■ **What you need to do**: With nothing added or dropped, copy the data that follows exactly.
Input data START
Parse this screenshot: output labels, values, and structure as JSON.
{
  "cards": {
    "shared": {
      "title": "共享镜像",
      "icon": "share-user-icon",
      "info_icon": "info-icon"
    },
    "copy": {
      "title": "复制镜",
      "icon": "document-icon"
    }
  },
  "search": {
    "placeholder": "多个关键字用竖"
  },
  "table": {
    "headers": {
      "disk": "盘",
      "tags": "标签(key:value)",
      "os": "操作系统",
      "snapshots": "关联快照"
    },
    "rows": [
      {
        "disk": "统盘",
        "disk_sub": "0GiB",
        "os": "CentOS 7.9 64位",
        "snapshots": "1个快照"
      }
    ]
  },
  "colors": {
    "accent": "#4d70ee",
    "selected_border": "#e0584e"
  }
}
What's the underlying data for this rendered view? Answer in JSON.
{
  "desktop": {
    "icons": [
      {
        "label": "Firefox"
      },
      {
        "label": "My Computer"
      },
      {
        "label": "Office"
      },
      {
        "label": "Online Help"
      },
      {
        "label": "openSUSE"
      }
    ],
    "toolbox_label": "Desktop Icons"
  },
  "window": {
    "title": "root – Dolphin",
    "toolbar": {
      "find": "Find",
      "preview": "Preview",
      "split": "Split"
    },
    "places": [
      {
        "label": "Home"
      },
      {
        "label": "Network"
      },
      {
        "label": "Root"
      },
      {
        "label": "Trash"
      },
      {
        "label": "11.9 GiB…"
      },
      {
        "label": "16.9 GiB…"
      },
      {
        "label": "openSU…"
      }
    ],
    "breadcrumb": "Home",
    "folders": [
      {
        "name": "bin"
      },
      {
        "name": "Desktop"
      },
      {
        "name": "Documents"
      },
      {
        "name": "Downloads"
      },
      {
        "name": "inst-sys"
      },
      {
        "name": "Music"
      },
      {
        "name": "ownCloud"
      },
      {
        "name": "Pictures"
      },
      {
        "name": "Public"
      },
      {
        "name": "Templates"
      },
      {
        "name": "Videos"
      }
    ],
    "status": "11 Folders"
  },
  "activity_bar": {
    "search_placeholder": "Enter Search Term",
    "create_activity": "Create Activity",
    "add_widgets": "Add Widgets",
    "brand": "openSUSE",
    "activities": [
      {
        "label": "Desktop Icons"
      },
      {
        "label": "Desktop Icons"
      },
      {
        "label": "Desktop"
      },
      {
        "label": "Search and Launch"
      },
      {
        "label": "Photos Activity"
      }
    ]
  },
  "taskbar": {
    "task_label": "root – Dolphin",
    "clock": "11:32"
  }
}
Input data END
■ **Answer to the problem**:
Parse this screenshot: output labels, values, and structure as JSON.
{
  "cards": {
    "shared": {
      "title": "共享镜像",
      "icon": "share-user-icon",
      "info_icon": "info-icon"
    },
    "copy": {
      "title": "复制镜",
      "icon": "document-icon"
    }
  },
  "search": {
    "placeholder": "多个关键字用竖"
  },
  "table": {
    "headers": {
      "disk": "盘",
      "tags": "标签(key:value)",
      "os": "操作系统",
      "snapshots": "关联快照"
    },
    "rows": [
      {
        "disk": "统盘",
        "disk_sub": "0GiB",
        "os": "CentOS 7.9 64位",
        "snapshots": "1个快照"
      }
    ]
  },
  "colors": {
    "accent": "#4d70ee",
    "selected_border": "#e0584e"
  }
}
What's the underlying data for this rendered view? Answer in JSON.
{
  "desktop": {
    "icons": [
      {
        "label": "Firefox"
      },
      {
        "label": "My Computer"
      },
      {
        "label": "Office"
      },
      {
        "label": "Online Help"
      },
      {
        "label": "openSUSE"
      }
    ],
    "toolbox_label": "Desktop Icons"
  },
  "window": {
    "title": "root – Dolphin",
    "toolbar": {
      "find": "Find",
      "preview": "Preview",
      "split": "Split"
    },
    "places": [
      {
        "label": "Home"
      },
      {
        "label": "Network"
      },
      {
        "label": "Root"
      },
      {
        "label": "Trash"
      },
      {
        "label": "11.9 GiB…"
      },
      {
        "label": "16.9 GiB…"
      },
      {
        "label": "openSU…"
      }
    ],
    "breadcrumb": "Home",
    "folders": [
      {
        "name": "bin"
      },
      {
        "name": "Desktop"
      },
      {
        "name": "Documents"
      },
      {
        "name": "Downloads"
      },
      {
        "name": "inst-sys"
      },
      {
        "name": "Music"
      },
      {
        "name": "ownCloud"
      },
      {
        "name": "Pictures"
      },
      {
        "name": "Public"
      },
      {
        "name": "Templates"
      },
      {
        "name": "Videos"
      }
    ],
    "status": "11 Folders"
  },
  "activity_bar": {
    "search_placeholder": "Enter Search Term",
    "create_activity": "Create Activity",
    "add_widgets": "Add Widgets",
    "brand": "openSUSE",
    "activities": [
      {
        "label": "Desktop Icons"
      },
      {
        "label": "Desktop Icons"
      },
      {
        "label": "Desktop"
      },
      {
        "label": "Search and Launch"
      },
      {
        "label": "Photos Activity"
      }
    ]
  },
  "taskbar": {
    "task_label": "root – Dolphin",
    "clock": "11:32"
  }
}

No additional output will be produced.